WHAT TO PRODUCE
Extract, from the records beneath this instruction, each line that contains the word "title".

DATA EXCERPTS
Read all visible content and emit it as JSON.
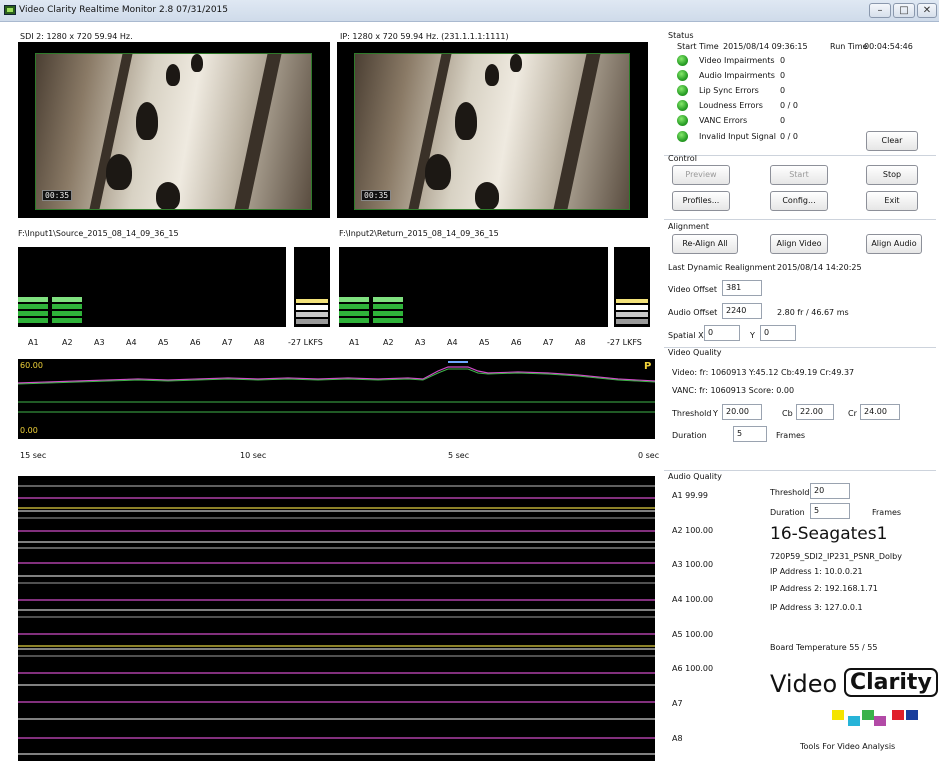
{
  "window": {
    "title": "Video Clarity Realtime Monitor 2.8 07/31/2015"
  },
  "video": {
    "left_label": "SDI 2: 1280 x 720 59.94 Hz.",
    "right_label": "IP: 1280 x 720 59.94 Hz. (231.1.1.1:1111)",
    "left_timecode": "00:35",
    "right_timecode": "00:35",
    "left_file": "F:\\Input1\\Source_2015_08_14_09_36_15",
    "right_file": "F:\\Input2\\Return_2015_08_14_09_36_15"
  },
  "meters": {
    "channels_left": [
      "A1",
      "A2",
      "A3",
      "A4",
      "A5",
      "A6",
      "A7",
      "A8",
      "-27 LKFS"
    ],
    "channels_right": [
      "A1",
      "A2",
      "A3",
      "A4",
      "A5",
      "A6",
      "A7",
      "A8",
      "-27 LKFS"
    ]
  },
  "graph1": {
    "top_value": "60.00",
    "bottom_value": "0.00",
    "marker": "P"
  },
  "time_axis": [
    "15 sec",
    "10 sec",
    "5 sec",
    "0 sec"
  ],
  "status": {
    "title": "Status",
    "start_time_label": "Start Time",
    "start_time": "2015/08/14 09:36:15",
    "run_time_label": "Run Time",
    "run_time": "00:04:54:46",
    "rows": [
      {
        "label": "Video Impairments",
        "value": "0"
      },
      {
        "label": "Audio Impairments",
        "value": "0"
      },
      {
        "label": "Lip Sync Errors",
        "value": "0"
      },
      {
        "label": "Loudness Errors",
        "value": "0 / 0"
      },
      {
        "label": "VANC Errors",
        "value": "0"
      },
      {
        "label": "Invalid Input Signal",
        "value": "0 / 0"
      }
    ],
    "clear_label": "Clear"
  },
  "control": {
    "title": "Control",
    "preview": "Preview",
    "start": "Start",
    "stop": "Stop",
    "profiles": "Profiles...",
    "config": "Config...",
    "exit": "Exit"
  },
  "alignment": {
    "title": "Alignment",
    "realign_all": "Re-Align All",
    "align_video": "Align Video",
    "align_audio": "Align Audio",
    "last_label": "Last Dynamic Realignment",
    "last_value": "2015/08/14 14:20:25",
    "video_offset_label": "Video Offset",
    "video_offset": "381",
    "audio_offset_label": "Audio Offset",
    "audio_offset": "2240",
    "audio_offset_info": "2.80 fr / 46.67 ms",
    "spatial_x_label": "Spatial X",
    "spatial_x": "0",
    "y_label": "Y",
    "spatial_y": "0"
  },
  "video_quality": {
    "title": "Video Quality",
    "video_line": "Video:  fr: 1060913  Y:45.12  Cb:49.19  Cr:49.37",
    "vanc_line": "VANC:  fr: 1060913  Score: 0.00",
    "threshold_label": "Threshold",
    "y_label": "Y",
    "y_value": "20.00",
    "cb_label": "Cb",
    "cb_value": "22.00",
    "cr_label": "Cr",
    "cr_value": "24.00",
    "duration_label": "Duration",
    "duration_value": "5",
    "frames_label": "Frames"
  },
  "audio_quality": {
    "title": "Audio Quality",
    "channels": [
      "A1 99.99",
      "A2 100.00",
      "A3 100.00",
      "A4 100.00",
      "A5 100.00",
      "A6 100.00",
      "A7",
      "A8"
    ],
    "threshold_label": "Threshold",
    "threshold_value": "20",
    "duration_label": "Duration",
    "duration_value": "5",
    "frames_label": "Frames"
  },
  "device": {
    "name": "16-Seagates1",
    "profile": "720P59_SDI2_IP231_PSNR_Dolby",
    "ip1": "IP Address 1: 10.0.0.21",
    "ip2": "IP Address 2: 192.168.1.71",
    "ip3": "IP Address 3: 127.0.0.1",
    "board_temp": "Board Temperature  55 / 55"
  },
  "brand": {
    "word1": "Video",
    "word2": "Clarity",
    "tagline": "Tools For Video Analysis",
    "swatches": [
      "#ffffff",
      "#f4e400",
      "#27b4d8",
      "#3bb24a",
      "#b24aa6",
      "#e0202a",
      "#1a3e9c"
    ]
  }
}
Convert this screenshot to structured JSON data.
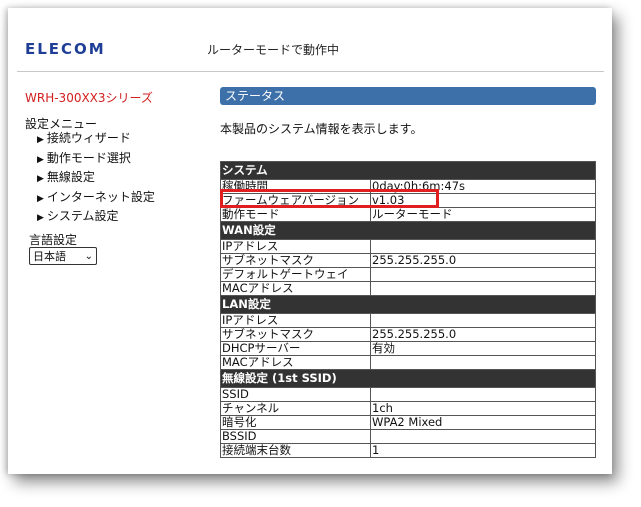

ANSWER TO THIS PROBLEM
    "title": "Video Clarity Realtime Monitor 2.8 07/31/2015"
    "title": "Status",
    "title": "Control",
    "title": "Alignment",
    "title": "Video Quality",
    "title": "Audio Quality",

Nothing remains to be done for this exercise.